## EXERCISE AIM
In the records below, find each line that holds "database" and return it.

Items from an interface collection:
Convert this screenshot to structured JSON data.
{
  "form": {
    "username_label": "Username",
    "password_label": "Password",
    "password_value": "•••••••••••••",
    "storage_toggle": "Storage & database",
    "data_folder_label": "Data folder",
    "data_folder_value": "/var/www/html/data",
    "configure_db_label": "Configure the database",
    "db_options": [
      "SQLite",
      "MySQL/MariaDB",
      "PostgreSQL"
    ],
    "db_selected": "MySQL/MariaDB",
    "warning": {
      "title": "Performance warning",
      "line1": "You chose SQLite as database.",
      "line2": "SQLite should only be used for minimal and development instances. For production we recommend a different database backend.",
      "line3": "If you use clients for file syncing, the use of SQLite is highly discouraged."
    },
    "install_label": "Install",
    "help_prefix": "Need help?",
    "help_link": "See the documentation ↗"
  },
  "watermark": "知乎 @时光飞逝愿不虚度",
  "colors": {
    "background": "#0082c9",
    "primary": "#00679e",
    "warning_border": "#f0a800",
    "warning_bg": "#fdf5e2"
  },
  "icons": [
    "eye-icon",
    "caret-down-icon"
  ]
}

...

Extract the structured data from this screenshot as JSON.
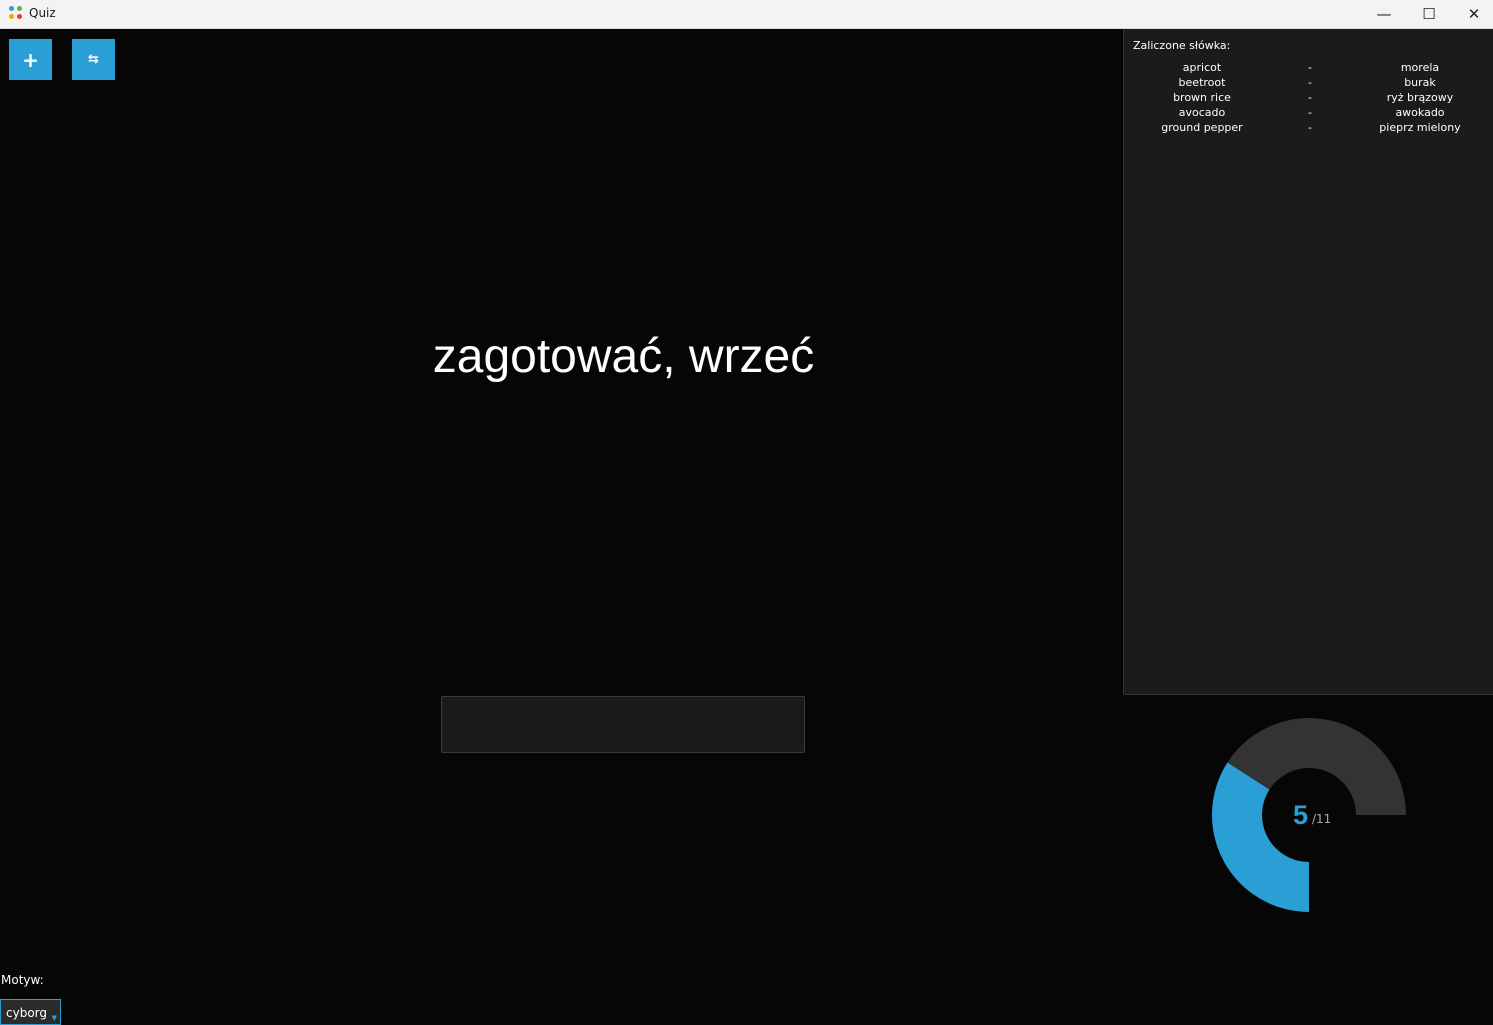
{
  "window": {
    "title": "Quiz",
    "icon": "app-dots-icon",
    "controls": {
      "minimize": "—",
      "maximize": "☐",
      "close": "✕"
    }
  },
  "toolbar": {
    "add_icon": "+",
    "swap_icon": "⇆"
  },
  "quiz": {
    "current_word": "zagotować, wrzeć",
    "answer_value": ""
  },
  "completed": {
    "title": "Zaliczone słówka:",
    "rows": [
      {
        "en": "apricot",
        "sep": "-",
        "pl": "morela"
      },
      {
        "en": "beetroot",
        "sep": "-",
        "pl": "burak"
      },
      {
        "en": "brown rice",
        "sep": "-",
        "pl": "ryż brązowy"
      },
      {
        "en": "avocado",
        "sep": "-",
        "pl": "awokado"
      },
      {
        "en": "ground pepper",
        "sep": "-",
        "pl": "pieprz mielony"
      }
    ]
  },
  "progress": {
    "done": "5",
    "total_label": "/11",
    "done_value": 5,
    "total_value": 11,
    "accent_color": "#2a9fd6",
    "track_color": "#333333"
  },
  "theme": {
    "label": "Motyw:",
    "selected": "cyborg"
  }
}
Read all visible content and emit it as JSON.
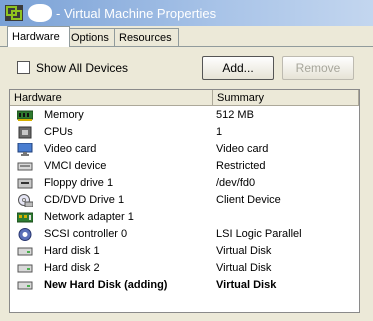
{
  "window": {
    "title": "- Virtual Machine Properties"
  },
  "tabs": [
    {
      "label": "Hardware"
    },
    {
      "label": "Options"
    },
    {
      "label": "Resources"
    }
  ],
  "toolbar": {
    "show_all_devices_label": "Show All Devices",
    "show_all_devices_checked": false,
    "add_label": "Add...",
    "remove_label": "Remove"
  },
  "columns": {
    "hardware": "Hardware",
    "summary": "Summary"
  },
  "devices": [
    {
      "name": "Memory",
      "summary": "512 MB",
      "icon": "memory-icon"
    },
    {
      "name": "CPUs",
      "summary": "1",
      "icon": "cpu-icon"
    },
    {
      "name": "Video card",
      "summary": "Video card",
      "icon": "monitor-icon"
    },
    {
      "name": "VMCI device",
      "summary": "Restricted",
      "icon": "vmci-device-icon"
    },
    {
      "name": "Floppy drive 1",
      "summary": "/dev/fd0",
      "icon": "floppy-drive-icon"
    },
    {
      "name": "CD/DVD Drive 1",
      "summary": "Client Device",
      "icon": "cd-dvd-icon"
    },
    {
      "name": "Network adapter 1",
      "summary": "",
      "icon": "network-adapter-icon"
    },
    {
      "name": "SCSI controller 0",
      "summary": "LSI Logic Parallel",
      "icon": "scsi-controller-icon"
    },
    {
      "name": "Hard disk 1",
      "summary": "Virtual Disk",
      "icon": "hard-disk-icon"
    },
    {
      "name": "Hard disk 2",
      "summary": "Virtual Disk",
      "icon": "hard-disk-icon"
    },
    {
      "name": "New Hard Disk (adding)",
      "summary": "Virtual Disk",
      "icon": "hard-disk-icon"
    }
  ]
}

## EXERCISE ANSWER
    "storage_toggle": "Storage & database",
    "configure_db_label": "Configure the database",
      "line1": "You chose SQLite as database.",
      "line2": "SQLite should only be used for minimal and development instances. For production we recommend a different database backend.",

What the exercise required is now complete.